I Got Blisters On My Fingers! #jusjojan

I played guitar for over 40 years, and over that period of time built up some pretty hefty calluses on my fingertips, particularly on my left hand, the fingers that held the strings down against the neck. As I started playing more fingerstyle guitar, I started getting calluses on my right fingers as well. Try as I might, I could never use my fingernails when playing fingerstyle, and I thought I was doing it wrong. Then I watched a video by Tommy Emmanuel, and he said he always used the fingertips rather than the nails, and I figured that if he, who had earned the title "Certified Guitar Player" from Chet Atkins (one of the greatest fingerstyle guitar players of all time), could use his fingertips, so could I.

All of which is moot now, since I can’t use my right hand for anything requiring fine muscle movements, and which has apparently developed a mind of its own. I might have been able to get at least some of the function back, but it would have taken more work than I wanted to put in. Anyway, the calluses, or as some players call them "corns," are gone now. Easy come, easy go…

Written for Just Jot It January 2021, when the prompt was "fingertips."

18 thoughts on “I Got Blisters On My Fingers! #jusjojan

  1. Hi John – how interesting to read more about the adaption the body makes. I’m glad people push themselves forward … all the best – Hilary

    Like

    1. That’s really all it is, an adaptation. Classical players who use nylon strings don’t have it as hard, but they still have to get used to it.

      Like

  2. I never even thought of the issues one has when playing guitar or any other instrument. I wonder how violinists do it regarding their shoulder etc…

    Like

  3. I didn’t play for a couple of months when we stopped going to church in person. Maybe it was more than a couple of months because I had to build my calluses up again. It’s interesting how the body adapts.

    Like

  4. I started on bass and then went to guitar and haven’t looked back yet. I remember starting and my fingers would hurt so bad…I had one cheap guitar with the strings way off the neck…just painful but I built strength up that way.

    Like

    1. That’ll build your finger strength and give you good tone as well. I used to use very light gauge strings on my guitar (.010-.046), and when I started using heavier ones (.012-.052) I was surprised at how good the tone was. It didn’t take long to get used to the heavier strings, either: a little painful, but it went away quickly enough…

      Liked by 1 person

      1. I usually use 11….now I’m using the Rotosound British steel strings…I’m happier with them than I was with the other.

        Like

  5. Lindsey Buckingham plays with no pick and when he does Big Love for instance, it is amazing. Funny, with all the typing I’ve done over the years, no blisters or callouses on my fingertips.

    Liked by 1 person
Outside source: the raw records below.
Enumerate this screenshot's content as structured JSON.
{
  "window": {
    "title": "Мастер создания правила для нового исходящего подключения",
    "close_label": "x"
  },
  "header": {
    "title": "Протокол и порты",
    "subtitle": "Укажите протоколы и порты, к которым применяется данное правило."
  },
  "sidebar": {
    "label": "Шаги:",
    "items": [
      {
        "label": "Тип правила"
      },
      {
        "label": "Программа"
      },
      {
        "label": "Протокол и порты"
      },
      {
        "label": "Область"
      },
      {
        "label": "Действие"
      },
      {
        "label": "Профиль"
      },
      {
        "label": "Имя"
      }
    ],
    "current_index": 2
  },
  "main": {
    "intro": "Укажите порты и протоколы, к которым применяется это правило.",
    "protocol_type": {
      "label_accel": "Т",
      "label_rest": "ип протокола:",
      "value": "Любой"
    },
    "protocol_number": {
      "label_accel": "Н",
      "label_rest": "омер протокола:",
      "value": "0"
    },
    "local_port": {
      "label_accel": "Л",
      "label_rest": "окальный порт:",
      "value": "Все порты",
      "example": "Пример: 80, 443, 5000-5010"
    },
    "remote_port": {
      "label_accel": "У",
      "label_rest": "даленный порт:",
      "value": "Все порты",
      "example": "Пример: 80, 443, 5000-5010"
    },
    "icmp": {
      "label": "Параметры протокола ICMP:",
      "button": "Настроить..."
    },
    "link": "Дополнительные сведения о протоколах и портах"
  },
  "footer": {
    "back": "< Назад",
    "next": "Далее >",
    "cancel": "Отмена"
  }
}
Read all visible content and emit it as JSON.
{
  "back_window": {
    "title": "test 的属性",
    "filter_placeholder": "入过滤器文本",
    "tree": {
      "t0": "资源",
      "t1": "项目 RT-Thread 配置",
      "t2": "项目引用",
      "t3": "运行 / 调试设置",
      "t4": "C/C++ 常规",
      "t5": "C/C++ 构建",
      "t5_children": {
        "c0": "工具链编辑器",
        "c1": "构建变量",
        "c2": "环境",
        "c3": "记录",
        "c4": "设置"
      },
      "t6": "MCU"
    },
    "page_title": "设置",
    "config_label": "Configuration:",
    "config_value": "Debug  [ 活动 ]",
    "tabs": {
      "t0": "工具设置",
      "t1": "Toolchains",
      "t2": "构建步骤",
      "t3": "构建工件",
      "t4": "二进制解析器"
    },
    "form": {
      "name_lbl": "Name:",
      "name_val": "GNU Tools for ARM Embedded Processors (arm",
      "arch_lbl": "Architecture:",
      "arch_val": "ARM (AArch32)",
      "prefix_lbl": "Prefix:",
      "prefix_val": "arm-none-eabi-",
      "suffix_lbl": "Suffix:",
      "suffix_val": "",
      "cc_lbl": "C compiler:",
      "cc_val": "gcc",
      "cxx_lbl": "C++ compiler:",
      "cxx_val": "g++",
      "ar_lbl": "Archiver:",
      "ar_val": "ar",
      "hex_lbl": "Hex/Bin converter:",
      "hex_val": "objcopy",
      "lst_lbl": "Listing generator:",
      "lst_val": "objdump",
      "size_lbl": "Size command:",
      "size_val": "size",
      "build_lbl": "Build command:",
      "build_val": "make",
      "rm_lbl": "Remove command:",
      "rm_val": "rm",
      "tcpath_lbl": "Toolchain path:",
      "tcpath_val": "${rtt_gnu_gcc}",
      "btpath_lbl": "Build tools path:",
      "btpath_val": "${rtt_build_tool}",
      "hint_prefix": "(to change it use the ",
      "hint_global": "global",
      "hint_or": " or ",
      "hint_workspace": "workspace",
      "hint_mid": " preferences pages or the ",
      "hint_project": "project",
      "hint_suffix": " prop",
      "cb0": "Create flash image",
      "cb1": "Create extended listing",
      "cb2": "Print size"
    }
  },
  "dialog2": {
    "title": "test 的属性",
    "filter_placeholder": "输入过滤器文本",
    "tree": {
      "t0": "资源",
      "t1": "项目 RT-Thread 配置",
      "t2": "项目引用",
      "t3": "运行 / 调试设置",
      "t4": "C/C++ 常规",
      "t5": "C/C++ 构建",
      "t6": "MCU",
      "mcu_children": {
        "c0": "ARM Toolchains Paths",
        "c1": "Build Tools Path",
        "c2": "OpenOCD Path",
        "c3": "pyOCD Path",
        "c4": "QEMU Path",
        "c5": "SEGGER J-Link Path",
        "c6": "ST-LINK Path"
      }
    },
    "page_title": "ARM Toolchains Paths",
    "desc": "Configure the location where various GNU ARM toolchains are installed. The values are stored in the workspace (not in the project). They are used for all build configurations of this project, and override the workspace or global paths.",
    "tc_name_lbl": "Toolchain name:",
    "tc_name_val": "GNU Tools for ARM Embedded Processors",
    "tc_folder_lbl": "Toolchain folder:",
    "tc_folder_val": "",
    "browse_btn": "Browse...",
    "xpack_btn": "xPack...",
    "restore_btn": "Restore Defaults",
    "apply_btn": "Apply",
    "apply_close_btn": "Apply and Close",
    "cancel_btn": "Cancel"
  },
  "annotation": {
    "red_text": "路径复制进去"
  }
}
    1. Jeff Beck is another that doesn’t use a pick, though he did early on. Leo Kottke used a thumbpick and finger picks for a long time, and he caused himself carpal tunnel so badly he had to stop playing. He rehabbed his arm and threw the picks away…

      Liked by 1 person

    1. When you’re first building them up, it can be a little painful, but you get used to it pretty quickly, and after a while you barely notice it.

      Like

        1. To an extent, all musicians have to make some sort of adjustment to play their instrument. Even singers have to learn to control their breathing and where their voice is coming from (“head” vs. “chest” voice) in order to extend their range. No one says it’s easy…

          Like

Comments are closed.